Dead skin, hair, sweat, and even bodily fluids find their way into the water when we swim. “Adults shed an average of 0. 14 g of feces each swim, which is the equivalent to the weight of one pea,” said Kelly Reynolds, professor and germ specialist at the University of Arizona. However, dirt and bodily fluids don’t usually pose a danger to other swimmers as the germs tend to be harmless.
It’s true that the chlorine used in a swimming pools also makes bacteria, viruses, and any other germs harmless. But unfortunately, there are some extremely aggressive pathogens that may be a serious threat to swimmers’ health. They find their way into the pool water, which then infects other swimmers.
For example, it can be risky to go swimming after suffering from diarrhea. Once recovered, you should avoid going swimming for two weeks. “Even if you feel better and don’t have the symptoms, you can still be shedding millions, even billions, of diarrhea germs into the pool,” Prof. Reynolds said.

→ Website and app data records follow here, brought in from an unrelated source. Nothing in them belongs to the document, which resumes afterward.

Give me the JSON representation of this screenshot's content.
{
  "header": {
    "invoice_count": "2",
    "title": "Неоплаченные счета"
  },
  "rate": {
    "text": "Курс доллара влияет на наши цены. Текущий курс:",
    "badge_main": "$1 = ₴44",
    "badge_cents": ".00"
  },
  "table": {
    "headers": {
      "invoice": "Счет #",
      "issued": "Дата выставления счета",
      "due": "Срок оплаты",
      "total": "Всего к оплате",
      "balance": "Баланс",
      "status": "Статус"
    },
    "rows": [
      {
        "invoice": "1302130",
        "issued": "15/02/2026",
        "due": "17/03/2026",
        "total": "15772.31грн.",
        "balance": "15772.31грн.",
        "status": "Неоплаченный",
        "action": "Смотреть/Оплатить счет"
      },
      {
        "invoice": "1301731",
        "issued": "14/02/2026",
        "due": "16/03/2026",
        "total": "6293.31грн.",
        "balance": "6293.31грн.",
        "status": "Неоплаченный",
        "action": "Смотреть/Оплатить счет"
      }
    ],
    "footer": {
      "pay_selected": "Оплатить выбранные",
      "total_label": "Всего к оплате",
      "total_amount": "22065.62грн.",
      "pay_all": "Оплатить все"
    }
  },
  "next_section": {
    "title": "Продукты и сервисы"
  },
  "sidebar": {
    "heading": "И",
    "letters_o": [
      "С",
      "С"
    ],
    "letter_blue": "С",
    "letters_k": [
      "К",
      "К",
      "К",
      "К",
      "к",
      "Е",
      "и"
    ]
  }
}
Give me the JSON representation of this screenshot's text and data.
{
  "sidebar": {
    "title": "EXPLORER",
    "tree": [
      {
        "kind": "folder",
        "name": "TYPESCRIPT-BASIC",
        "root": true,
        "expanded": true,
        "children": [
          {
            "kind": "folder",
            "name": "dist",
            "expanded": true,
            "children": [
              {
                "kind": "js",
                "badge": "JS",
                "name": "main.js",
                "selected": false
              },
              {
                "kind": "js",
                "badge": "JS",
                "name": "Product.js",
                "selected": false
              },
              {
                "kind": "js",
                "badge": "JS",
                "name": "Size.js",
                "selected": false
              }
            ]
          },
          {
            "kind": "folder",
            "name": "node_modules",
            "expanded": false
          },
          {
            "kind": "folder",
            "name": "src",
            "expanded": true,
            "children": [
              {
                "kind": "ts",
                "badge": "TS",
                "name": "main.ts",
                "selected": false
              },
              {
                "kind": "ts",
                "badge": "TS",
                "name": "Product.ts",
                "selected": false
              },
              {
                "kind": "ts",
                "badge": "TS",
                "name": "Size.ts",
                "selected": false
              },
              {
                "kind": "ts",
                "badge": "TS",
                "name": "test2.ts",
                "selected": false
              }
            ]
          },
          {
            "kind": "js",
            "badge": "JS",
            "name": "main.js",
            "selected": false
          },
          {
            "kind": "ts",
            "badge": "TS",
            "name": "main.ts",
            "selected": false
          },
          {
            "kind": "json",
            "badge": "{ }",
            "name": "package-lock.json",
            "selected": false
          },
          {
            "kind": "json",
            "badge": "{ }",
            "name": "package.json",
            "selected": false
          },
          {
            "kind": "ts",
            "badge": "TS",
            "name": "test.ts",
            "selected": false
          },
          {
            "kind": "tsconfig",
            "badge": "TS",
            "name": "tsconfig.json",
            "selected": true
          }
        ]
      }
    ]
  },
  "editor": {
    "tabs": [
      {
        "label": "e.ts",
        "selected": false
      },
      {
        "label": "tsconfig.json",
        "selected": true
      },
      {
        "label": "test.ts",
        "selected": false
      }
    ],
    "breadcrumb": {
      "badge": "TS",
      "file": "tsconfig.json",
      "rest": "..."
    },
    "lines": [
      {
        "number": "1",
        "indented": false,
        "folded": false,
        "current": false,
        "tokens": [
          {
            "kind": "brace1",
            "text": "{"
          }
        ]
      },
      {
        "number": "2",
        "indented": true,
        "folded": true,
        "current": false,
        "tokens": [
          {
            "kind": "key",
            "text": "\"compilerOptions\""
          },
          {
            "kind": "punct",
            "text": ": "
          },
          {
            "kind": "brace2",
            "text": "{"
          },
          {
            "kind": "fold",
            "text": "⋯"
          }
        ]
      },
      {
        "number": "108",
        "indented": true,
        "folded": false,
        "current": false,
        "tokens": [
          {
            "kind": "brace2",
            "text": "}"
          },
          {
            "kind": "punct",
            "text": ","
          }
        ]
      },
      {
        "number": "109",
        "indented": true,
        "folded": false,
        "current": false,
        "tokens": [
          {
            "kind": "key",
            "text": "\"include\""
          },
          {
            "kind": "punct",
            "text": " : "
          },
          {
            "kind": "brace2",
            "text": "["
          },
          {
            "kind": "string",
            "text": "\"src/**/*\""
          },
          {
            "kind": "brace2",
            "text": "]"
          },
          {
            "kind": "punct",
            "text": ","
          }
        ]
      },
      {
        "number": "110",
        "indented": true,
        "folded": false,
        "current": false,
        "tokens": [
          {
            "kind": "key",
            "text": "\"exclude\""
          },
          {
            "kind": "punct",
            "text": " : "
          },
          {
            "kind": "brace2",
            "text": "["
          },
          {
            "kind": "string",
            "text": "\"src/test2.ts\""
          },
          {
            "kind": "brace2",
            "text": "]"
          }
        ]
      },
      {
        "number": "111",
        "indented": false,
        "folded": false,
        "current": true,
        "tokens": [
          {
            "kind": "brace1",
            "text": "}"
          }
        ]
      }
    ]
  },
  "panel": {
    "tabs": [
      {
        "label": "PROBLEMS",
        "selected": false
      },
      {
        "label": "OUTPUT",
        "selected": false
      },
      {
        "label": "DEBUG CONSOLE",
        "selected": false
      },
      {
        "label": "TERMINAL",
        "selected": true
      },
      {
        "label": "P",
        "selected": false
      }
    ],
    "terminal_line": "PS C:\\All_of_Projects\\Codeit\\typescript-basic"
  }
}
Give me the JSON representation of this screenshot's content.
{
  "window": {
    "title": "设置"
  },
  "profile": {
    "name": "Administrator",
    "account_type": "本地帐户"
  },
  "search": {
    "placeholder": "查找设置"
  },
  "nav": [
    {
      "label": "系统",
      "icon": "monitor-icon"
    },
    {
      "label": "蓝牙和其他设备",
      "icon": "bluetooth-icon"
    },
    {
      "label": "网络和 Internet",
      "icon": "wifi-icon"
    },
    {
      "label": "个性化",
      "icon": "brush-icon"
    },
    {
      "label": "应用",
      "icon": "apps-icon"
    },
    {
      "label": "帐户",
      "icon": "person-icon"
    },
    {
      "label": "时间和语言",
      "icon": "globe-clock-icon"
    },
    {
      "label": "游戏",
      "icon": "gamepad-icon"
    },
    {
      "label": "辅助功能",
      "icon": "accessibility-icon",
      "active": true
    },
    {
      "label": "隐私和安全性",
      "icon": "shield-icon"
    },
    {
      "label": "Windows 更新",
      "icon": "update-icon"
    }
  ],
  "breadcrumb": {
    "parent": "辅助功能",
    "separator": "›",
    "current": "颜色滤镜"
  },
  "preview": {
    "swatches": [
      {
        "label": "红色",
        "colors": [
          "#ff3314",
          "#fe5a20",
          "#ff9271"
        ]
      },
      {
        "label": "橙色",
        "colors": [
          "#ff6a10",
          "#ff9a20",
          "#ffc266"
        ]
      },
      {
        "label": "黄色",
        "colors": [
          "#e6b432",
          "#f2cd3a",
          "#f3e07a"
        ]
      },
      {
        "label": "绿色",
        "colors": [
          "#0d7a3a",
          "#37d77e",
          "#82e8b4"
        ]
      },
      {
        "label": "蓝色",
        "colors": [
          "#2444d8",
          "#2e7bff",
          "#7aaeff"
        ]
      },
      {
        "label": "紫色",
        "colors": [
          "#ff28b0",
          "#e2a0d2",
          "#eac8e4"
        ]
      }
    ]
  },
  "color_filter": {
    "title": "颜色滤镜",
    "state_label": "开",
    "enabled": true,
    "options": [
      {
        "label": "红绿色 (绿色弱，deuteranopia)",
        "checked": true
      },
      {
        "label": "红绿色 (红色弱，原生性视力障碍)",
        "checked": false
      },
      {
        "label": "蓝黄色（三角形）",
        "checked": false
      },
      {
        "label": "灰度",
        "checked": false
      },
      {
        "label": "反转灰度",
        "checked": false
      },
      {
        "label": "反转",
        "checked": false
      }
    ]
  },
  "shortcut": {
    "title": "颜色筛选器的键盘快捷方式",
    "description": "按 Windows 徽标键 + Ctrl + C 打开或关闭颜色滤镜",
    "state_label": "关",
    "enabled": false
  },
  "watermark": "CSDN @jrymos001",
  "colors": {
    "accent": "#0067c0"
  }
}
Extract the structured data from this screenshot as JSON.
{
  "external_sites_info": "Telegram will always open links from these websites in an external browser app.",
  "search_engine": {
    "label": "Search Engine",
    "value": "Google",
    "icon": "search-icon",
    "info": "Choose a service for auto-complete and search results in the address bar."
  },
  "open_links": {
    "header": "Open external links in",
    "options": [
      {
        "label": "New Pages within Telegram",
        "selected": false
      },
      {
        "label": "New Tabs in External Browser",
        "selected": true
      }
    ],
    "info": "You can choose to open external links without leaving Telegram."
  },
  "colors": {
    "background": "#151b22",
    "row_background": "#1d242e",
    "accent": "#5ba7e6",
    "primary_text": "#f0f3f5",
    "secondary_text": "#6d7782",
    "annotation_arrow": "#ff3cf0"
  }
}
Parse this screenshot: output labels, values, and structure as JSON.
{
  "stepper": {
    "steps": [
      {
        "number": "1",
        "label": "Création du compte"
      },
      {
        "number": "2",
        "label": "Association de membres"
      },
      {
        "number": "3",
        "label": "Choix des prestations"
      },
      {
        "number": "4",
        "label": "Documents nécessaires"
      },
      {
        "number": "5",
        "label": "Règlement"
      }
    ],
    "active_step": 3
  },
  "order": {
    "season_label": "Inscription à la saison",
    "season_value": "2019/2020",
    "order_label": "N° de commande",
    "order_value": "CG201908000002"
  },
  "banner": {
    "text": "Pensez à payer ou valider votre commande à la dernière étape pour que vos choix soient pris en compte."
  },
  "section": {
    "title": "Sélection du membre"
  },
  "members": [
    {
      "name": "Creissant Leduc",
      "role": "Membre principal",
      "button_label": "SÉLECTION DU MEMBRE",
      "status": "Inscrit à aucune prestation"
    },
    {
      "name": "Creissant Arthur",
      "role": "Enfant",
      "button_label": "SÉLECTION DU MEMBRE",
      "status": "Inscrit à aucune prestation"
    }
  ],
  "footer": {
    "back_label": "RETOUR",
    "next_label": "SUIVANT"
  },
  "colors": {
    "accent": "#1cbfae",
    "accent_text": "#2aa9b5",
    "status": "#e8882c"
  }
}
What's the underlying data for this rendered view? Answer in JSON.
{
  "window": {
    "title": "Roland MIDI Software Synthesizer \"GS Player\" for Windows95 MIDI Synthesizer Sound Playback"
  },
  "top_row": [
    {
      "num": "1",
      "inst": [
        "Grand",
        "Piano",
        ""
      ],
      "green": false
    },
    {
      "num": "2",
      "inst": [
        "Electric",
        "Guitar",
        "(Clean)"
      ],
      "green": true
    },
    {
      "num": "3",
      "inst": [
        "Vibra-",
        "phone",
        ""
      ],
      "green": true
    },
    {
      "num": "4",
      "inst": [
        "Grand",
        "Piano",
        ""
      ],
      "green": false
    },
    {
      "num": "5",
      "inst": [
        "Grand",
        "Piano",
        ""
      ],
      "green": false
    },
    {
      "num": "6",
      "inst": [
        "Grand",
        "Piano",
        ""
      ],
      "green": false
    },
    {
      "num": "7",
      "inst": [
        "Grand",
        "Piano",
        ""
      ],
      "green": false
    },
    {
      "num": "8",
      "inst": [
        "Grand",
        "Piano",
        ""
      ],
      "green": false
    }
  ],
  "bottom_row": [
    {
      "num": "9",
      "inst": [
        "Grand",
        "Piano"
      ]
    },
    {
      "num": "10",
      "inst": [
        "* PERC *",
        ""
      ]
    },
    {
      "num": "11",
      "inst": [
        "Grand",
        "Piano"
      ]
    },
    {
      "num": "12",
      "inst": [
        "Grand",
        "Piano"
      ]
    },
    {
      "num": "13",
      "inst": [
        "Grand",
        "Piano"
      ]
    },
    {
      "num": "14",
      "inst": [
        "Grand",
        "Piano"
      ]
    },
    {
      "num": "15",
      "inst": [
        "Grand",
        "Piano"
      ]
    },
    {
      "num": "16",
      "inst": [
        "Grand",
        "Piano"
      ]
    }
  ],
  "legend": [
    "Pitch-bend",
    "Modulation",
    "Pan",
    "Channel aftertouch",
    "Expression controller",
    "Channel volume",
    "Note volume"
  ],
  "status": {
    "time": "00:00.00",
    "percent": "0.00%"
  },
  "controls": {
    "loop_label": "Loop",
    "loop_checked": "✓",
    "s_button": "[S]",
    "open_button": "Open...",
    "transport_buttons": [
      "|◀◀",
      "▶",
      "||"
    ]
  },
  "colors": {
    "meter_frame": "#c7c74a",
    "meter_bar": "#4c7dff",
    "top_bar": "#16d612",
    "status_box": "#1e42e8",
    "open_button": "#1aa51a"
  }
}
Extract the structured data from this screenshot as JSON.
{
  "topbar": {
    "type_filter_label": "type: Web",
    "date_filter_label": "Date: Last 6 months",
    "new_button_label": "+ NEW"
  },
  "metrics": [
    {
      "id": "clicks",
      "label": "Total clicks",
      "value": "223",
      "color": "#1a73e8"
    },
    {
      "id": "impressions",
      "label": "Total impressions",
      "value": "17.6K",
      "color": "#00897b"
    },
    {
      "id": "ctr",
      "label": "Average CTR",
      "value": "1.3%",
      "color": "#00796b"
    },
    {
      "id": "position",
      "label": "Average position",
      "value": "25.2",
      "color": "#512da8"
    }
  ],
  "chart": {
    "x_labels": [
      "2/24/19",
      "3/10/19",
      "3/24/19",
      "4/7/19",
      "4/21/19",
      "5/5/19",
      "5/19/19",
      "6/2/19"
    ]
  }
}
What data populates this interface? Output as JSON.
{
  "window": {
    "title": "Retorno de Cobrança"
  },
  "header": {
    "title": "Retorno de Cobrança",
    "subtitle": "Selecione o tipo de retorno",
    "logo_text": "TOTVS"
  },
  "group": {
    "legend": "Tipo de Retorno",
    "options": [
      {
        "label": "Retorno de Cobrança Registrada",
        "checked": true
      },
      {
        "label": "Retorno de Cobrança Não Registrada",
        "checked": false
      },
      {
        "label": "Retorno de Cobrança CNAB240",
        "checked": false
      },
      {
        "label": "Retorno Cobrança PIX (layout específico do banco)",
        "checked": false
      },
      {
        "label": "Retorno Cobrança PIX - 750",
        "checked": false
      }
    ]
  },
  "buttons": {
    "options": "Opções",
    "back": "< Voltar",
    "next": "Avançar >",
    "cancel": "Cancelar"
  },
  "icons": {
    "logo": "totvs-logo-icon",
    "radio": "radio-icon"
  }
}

You also have to take a shower before swimming and ensure that you don’t swallow any water.
But a worrying study from the United States has shown that most people don’t stick to these rules. One in four adults would go to a public swimming pool despite having an acute case of diarrhea. Half of the respondents also admitted to either rarely or never showering before swimming, and three out of five adults said that they had swallowed water when swimming.
The current situation in the United States shows how dangerous not keeping to these rules is. For example, poor hygiene practices can spread an untreatable illness called cryptosporidium. The parasites are transmitted from person to person in the pool water. If you swallow the water and/or have a weak immune system, you’re putting yourself at particular risk. Infected people suffer from symptoms such as fever, diarrhea, loss of appetite, stomach pains, and weight loss for up to two weeks. There’s no cure for this illness.